Data in this exercise
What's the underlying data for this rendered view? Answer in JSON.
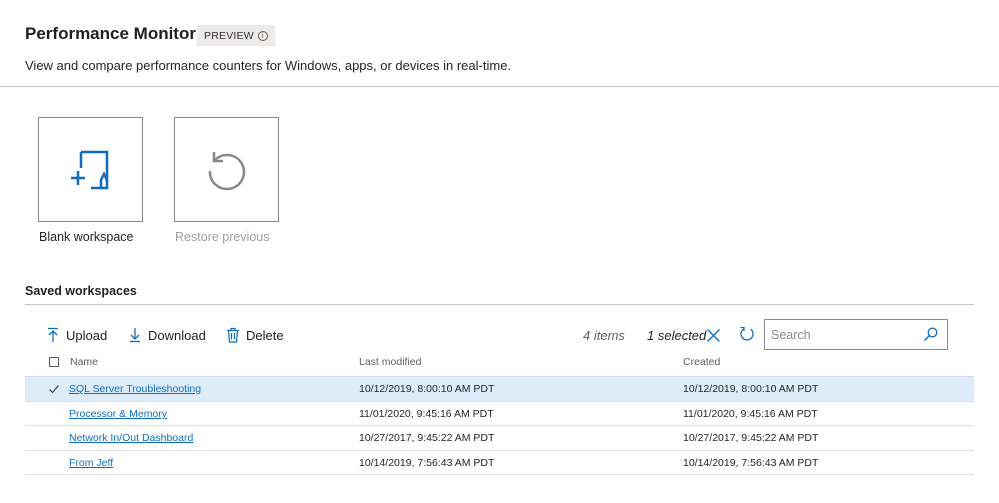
{
  "header": {
    "title": "Performance Monitor",
    "badge": "PREVIEW",
    "badge_icon": "info-icon",
    "subtitle": "View and compare performance counters for Windows, apps, or devices in real-time."
  },
  "tiles": [
    {
      "label": "Blank workspace",
      "icon": "new-workspace-icon",
      "enabled": true
    },
    {
      "label": "Restore previous",
      "icon": "restore-icon",
      "enabled": false
    }
  ],
  "saved": {
    "title": "Saved workspaces",
    "commands": {
      "upload": "Upload",
      "download": "Download",
      "delete": "Delete"
    },
    "items_count": "4 items",
    "selected_count": "1 selected",
    "search": {
      "placeholder": "Search",
      "value": ""
    },
    "columns": {
      "name": "Name",
      "modified": "Last modified",
      "created": "Created"
    },
    "rows": [
      {
        "name": "SQL Server Troubleshooting",
        "modified": "10/12/2019, 8:00:10 AM PDT",
        "created": "10/12/2019, 8:00:10 AM PDT",
        "selected": true
      },
      {
        "name": "Processor & Memory",
        "modified": "11/01/2020, 9:45:16 AM PDT",
        "created": "11/01/2020, 9:45:16 AM PDT",
        "selected": false
      },
      {
        "name": "Network In/Out Dashboard",
        "modified": "10/27/2017, 9:45:22 AM PDT",
        "created": "10/27/2017, 9:45:22 AM PDT",
        "selected": false
      },
      {
        "name": "From Jeff",
        "modified": "10/14/2019, 7:56:43 AM PDT",
        "created": "10/14/2019, 7:56:43 AM PDT",
        "selected": false
      }
    ]
  },
  "colors": {
    "accent": "#0f6cbd",
    "link": "#106ebe",
    "selected_row": "#deecf9",
    "disabled_text": "#a19f9d"
  }
}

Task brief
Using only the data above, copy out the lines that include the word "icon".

Answer below
    "badge_icon": "info-icon",
      "icon": "new-workspace-icon",
      "icon": "restore-icon",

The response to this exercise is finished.